Lewis may be from a landlocked state, but he knows how to cook shrimp and grits. His version features plump, blackened shrimp nestled atop gouda-infused grits that are so creamy they are almost a fondue. That they are studded with hunks of pork only adds to the decadence.
His best dish, however, is a simple plate of braised lamb shoulder, which commands attention with only a whisper. The meat is almost stew-like in its tenderness and sits in its own simple jus, accompanied only by roasted radish, pickled onion and a cumin-and-orange yogurt sauce. Though the radish was an afterthought and the yogurt could have been thicker, the flavors and expertly cooked meat were positively radiant. If Lewis wants to prove his worth as a chef, it will be through a dish like this.
As much promise as Lewis shows on some offerings, however, others are not as successful. The "NOLA Charred Cauliflower," for instance, was overly charred and bitter, a factor exacerbated by an astringent Worcestershire butter. An overwhelming thyme flavor added to the assault on the palate.
The seared kale was also unfortunate. Leaves of the limp leafy greens – not quite warm, not quite room temperature — looked depressed as they lay pooling in a large quantity of preserved lemon Caesar dressing. Parmesan crisps were not; instead, the crouton stand-ins were tough and chewy. Rather than elevating a classic Caesar, this knocked it down a notch.
Barley risotto was loose and oddly tasted like egg-salad porridge, a funkiness derived from the over-easy egg that capped the dish. And a pork loin inspired by the "everything bagel" was dehydrated and sliced so thin I thought it might be charcuterie.
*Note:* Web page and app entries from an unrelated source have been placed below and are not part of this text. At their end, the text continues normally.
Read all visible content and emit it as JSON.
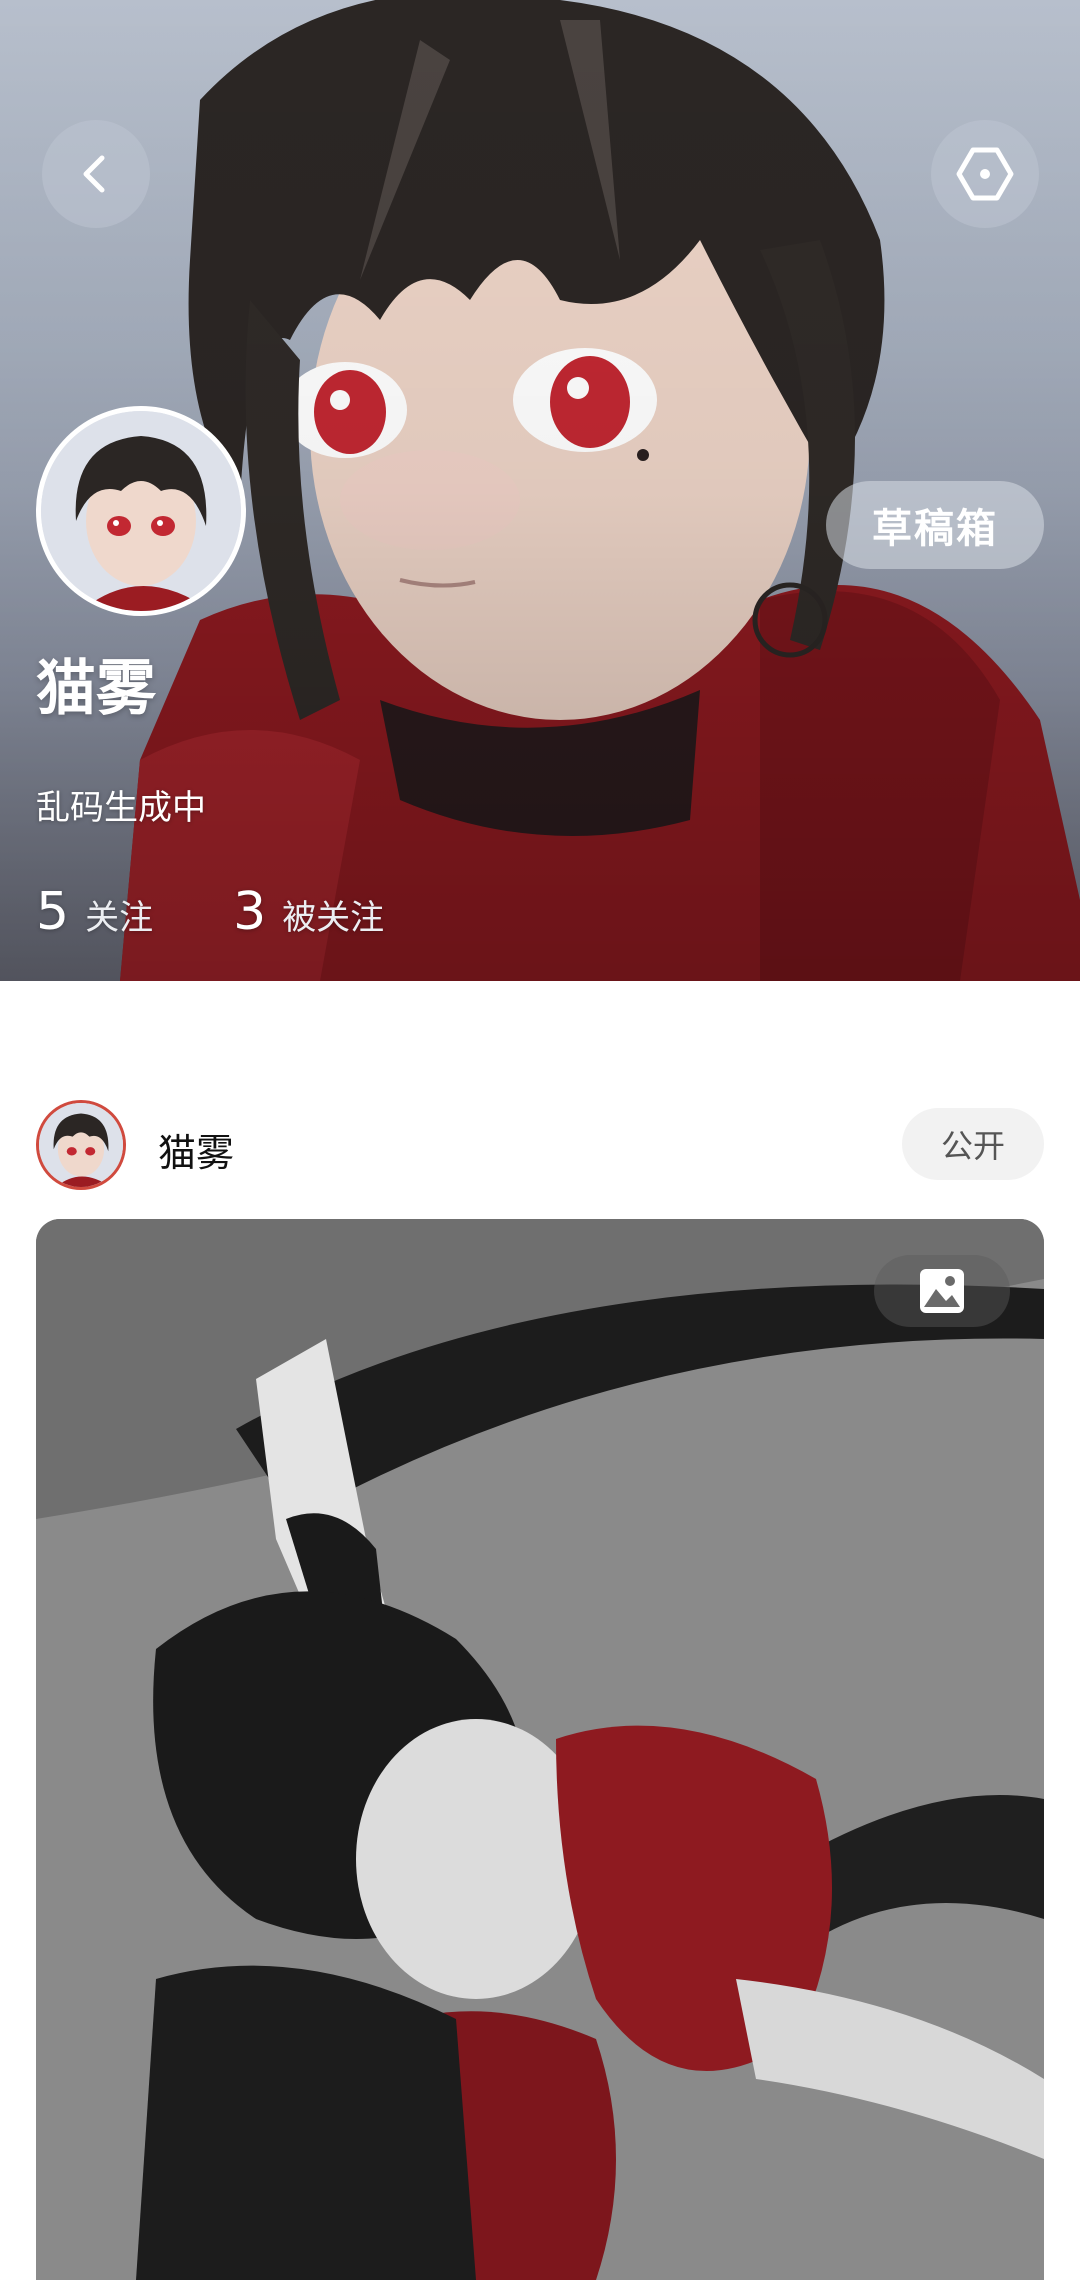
{
  "profile": {
    "username": "猫雾",
    "bio": "乱码生成中",
    "following_count": "5",
    "following_label": "关注",
    "followers_count": "3",
    "followers_label": "被关注",
    "drafts_label": "草稿箱"
  },
  "icons": {
    "back": "chevron-left-icon",
    "settings": "hexagon-settings-icon",
    "image_type": "image-icon"
  },
  "post": {
    "author": "猫雾",
    "visibility": "公开"
  },
  "colors": {
    "avatar_ring": "#d04a3e",
    "scarf_red": "#9b1c22",
    "eye_red": "#d8303a"
  }
}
That wasn't the worst take on an everything bagel I found on the menu, however. That came courtesy of the house burger, which was a heaping mess of steak sauce, goat cheese crumbles, pickles, fried onions and a thin, overcooked patty of beef forced onto an undercooked bagel the way I force myself into a pair of Spanx — very uncomfortably. One bite and the entire contents of the sandwich slipped out the opposite side. Lewis says he did not want to put a burger on the menu. If he feels that strongly, he shouldn't. His contempt is palpable.
Fortunately, I was able to drown any lingering burger disappointment with excellent cocktails courtesy of Jeffrey Moll, the rising-star bartender who made a name for himself at the now shuttered Randolfi's. There, Moll had a penchant for the esoteric; he is toned down without being dumbed down at Pig & Pickle. That man can make a daiquiri.
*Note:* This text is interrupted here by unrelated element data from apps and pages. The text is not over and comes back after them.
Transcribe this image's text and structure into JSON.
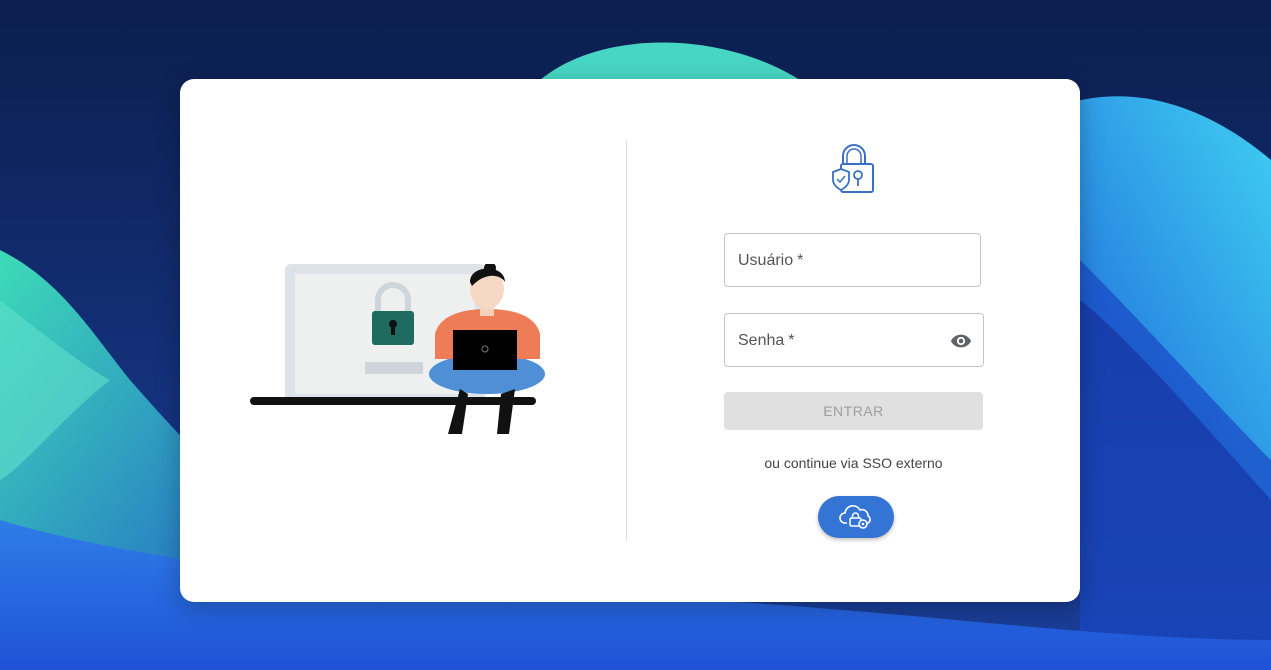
{
  "login": {
    "username_label": "Usuário",
    "password_label": "Senha",
    "required_mark": "*",
    "enter_button_label": "ENTRAR",
    "sso_text": "ou continue via SSO externo"
  },
  "icons": {
    "logo": "shield-lock-icon",
    "password_toggle": "eye-icon",
    "sso": "cloud-lock-icon"
  },
  "colors": {
    "primary": "#3474d4",
    "logo_stroke": "#3a6fc4",
    "disabled_button_bg": "#e0e0e0",
    "disabled_button_text": "#9e9e9e",
    "illustration_lock": "#1e6b60",
    "illustration_shirt": "#ee7d57",
    "illustration_pants": "#4e8fd6"
  }
}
And for dessert, Lewis can make a chocolate cake. Like his best dishes, the dessert is simple: a rich, chocolatey cake served à la mode with chocolate-malt ice cream and a dusting of candied pecan dust. As much as his knack for preparing such a straightforward, comforting dessert, too, Flesch shows her skills with the front of the house. The servers at Pig & Pickle have a beast of a job memorizing and then translating to diners a menu that is both massive and complex. On every occasion I visited, they did so warmly and without skipping a beat.
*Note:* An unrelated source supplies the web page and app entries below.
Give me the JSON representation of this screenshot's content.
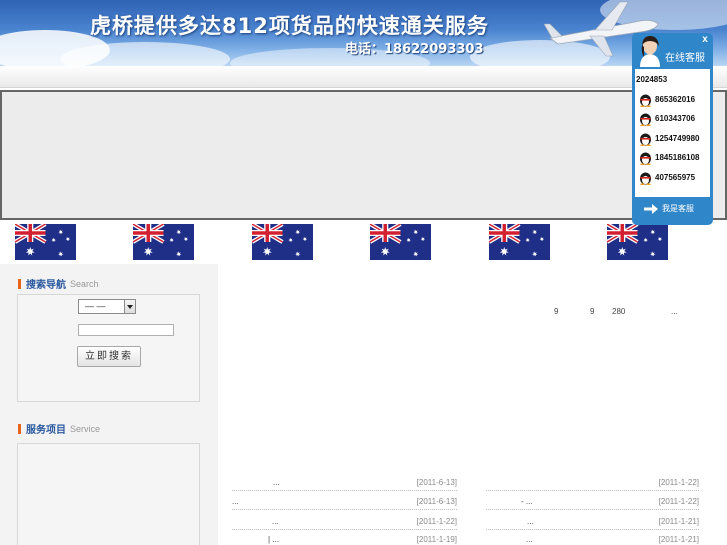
{
  "banner": {
    "title": "虎桥提供多达812项货品的快速通关服务",
    "phone": "电话：18622093303"
  },
  "left": {
    "search_section": {
      "title": "搜索导航",
      "subtitle": "Search"
    },
    "select": {
      "value": "— —"
    },
    "search_input": {
      "value": "",
      "placeholder": ""
    },
    "search_button": "立即搜索",
    "service_section": {
      "title": "服务项目",
      "subtitle": "Service"
    }
  },
  "content": {
    "intro_numbers": [
      "9",
      "9",
      "280",
      "..."
    ],
    "news_left": [
      {
        "title": "...",
        "date": "[2011-6-13]"
      },
      {
        "title": "...",
        "date": "[2011-6-13]"
      },
      {
        "title": "...",
        "date": "[2011-1-22]"
      },
      {
        "title": "| ...",
        "date": "[2011-1-19]"
      }
    ],
    "news_right": [
      {
        "title": "",
        "date": "[2011-1-22]"
      },
      {
        "title": "- ...",
        "date": "[2011-1-22]"
      },
      {
        "title": "...",
        "date": "[2011-1-21]"
      },
      {
        "title": "...",
        "date": "[2011-1-21]"
      }
    ]
  },
  "flags": {
    "count": 6,
    "icon": "australia-flag"
  },
  "customer_service": {
    "header": "在线客服",
    "close": "x",
    "contacts": [
      "2024853",
      "865362016",
      "610343706",
      "1254749980",
      "1845186108",
      "407565975"
    ],
    "footer": "我是客服",
    "icon": "qq-penguin-icon"
  },
  "colors": {
    "banner_blue": "#2f63b5",
    "section_accent": "#e8641b",
    "section_title": "#2b5aa0",
    "cs_blue": "#2f86c9"
  }
}
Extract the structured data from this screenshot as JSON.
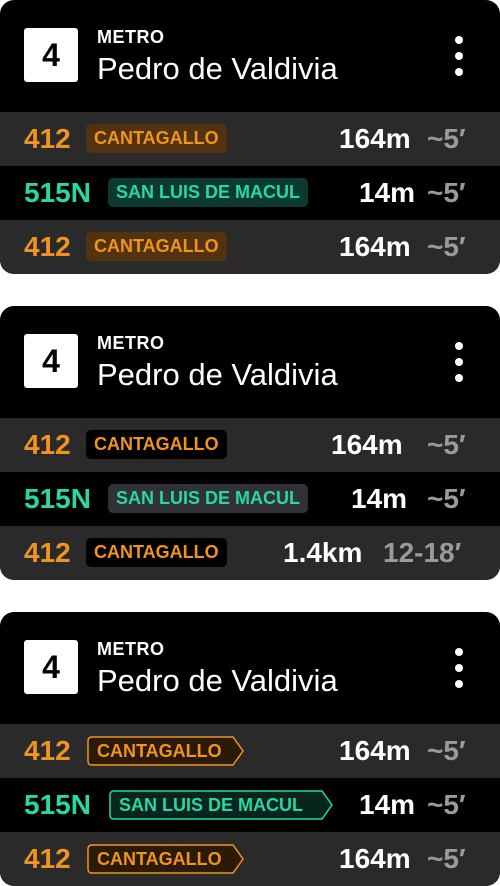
{
  "colors": {
    "orange": "#f0941f",
    "green": "#29d7a4",
    "gray_eta": "#9a9a9a"
  },
  "cards": [
    {
      "badge": "4",
      "kicker": "METRO",
      "station": "Pedro de Valdivia",
      "menu_icon": "more-vertical-icon",
      "rows": [
        {
          "route": "412",
          "destination": "CANTAGALLO",
          "distance": "164m",
          "eta": "~5′"
        },
        {
          "route": "515N",
          "destination": "SAN LUIS DE MACUL",
          "distance": "14m",
          "eta": "~5′"
        },
        {
          "route": "412",
          "destination": "CANTAGALLO",
          "distance": "164m",
          "eta": "~5′"
        }
      ]
    },
    {
      "badge": "4",
      "kicker": "METRO",
      "station": "Pedro de Valdivia",
      "menu_icon": "more-vertical-icon",
      "rows": [
        {
          "route": "412",
          "destination": "CANTAGALLO",
          "distance": "164m",
          "eta": "~5′"
        },
        {
          "route": "515N",
          "destination": "SAN LUIS DE MACUL",
          "distance": "14m",
          "eta": "~5′"
        },
        {
          "route": "412",
          "destination": "CANTAGALLO",
          "distance": "1.4km",
          "eta": "12-18′"
        }
      ]
    },
    {
      "badge": "4",
      "kicker": "METRO",
      "station": "Pedro de Valdivia",
      "menu_icon": "more-vertical-icon",
      "rows": [
        {
          "route": "412",
          "destination": "CANTAGALLO",
          "distance": "164m",
          "eta": "~5′"
        },
        {
          "route": "515N",
          "destination": "SAN LUIS DE MACUL",
          "distance": "14m",
          "eta": "~5′"
        },
        {
          "route": "412",
          "destination": "CANTAGALLO",
          "distance": "164m",
          "eta": "~5′"
        }
      ]
    }
  ]
}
It's the simple things like this — warm hospitality, good drinks, a perfectly braised lamb — that make for a good restaurant. Pig & Pickle can be that; it's just not quite there yet. As my dining companion for one visit remarked, if Lewis would have cut out half the menu and spent the time and effort he saved on perfecting the lamb's yogurt sauce, it would have been the best dish he'd eaten in a year. With something that good up his sleeve, Lewis doesn't need to go overboard. He proves his goodness when he's not trying too hard to prove anything.